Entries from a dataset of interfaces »
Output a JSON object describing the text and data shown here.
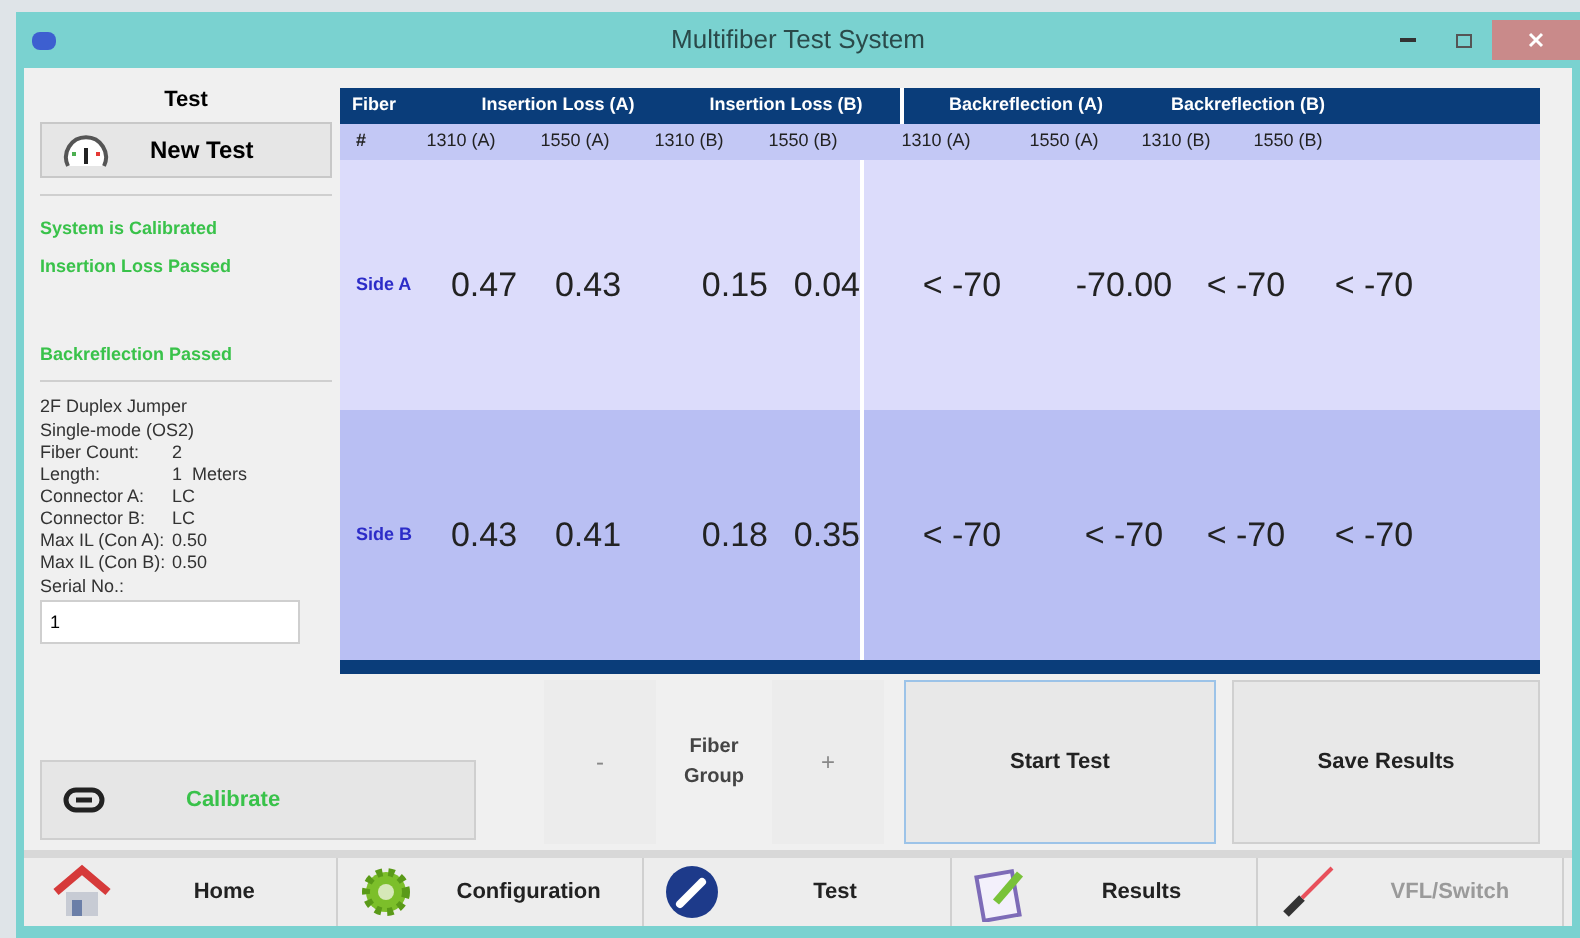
{
  "window": {
    "title": "Multifiber Test System"
  },
  "left_panel": {
    "heading": "Test",
    "new_test_button": "New Test",
    "status_messages": [
      "System is Calibrated",
      "Insertion Loss Passed",
      "Backreflection Passed"
    ],
    "jumper": [
      "2F Duplex Jumper",
      "Single-mode (OS2)"
    ],
    "specs": [
      {
        "label": "Fiber Count:",
        "value": "2"
      },
      {
        "label": "Length:",
        "value": "1  Meters"
      },
      {
        "label": "Connector A:",
        "value": "LC"
      },
      {
        "label": "Connector B:",
        "value": "LC"
      },
      {
        "label": "Max IL (Con A):",
        "value": "0.50"
      },
      {
        "label": "Max IL (Con B):",
        "value": "0.50"
      }
    ],
    "serial": {
      "label": "Serial No.:",
      "value": "1"
    },
    "calibrate_button": "Calibrate"
  },
  "table": {
    "fiber_heading": "Fiber",
    "groups": [
      "Insertion Loss (A)",
      "Insertion Loss (B)",
      "Backreflection (A)",
      "Backreflection (B)"
    ],
    "hash": "#",
    "columns": [
      "1310 (A)",
      "1550 (A)",
      "1310 (B)",
      "1550 (B)",
      "1310 (A)",
      "1550 (A)",
      "1310 (B)",
      "1550 (B)"
    ],
    "rows": [
      {
        "label": "Side A",
        "values": [
          "0.47",
          "0.43",
          "0.15",
          "0.04",
          "< -70",
          "-70.00",
          "< -70",
          "< -70"
        ]
      },
      {
        "label": "Side B",
        "values": [
          "0.43",
          "0.41",
          "0.18",
          "0.35",
          "< -70",
          "< -70",
          "< -70",
          "< -70"
        ]
      }
    ]
  },
  "controls": {
    "minus": "-",
    "fiber_group": "Fiber Group",
    "plus": "+",
    "start_test": "Start Test",
    "save_results": "Save Results"
  },
  "nav": [
    {
      "kind": "home",
      "label": "Home",
      "disabled": false
    },
    {
      "kind": "gear",
      "label": "Configuration",
      "disabled": false
    },
    {
      "kind": "test",
      "label": "Test",
      "disabled": false
    },
    {
      "kind": "results",
      "label": "Results",
      "disabled": false
    },
    {
      "kind": "laser",
      "label": "VFL/Switch",
      "disabled": true
    }
  ]
}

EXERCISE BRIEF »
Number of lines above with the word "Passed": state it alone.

PROBLEM SOLUTION »
2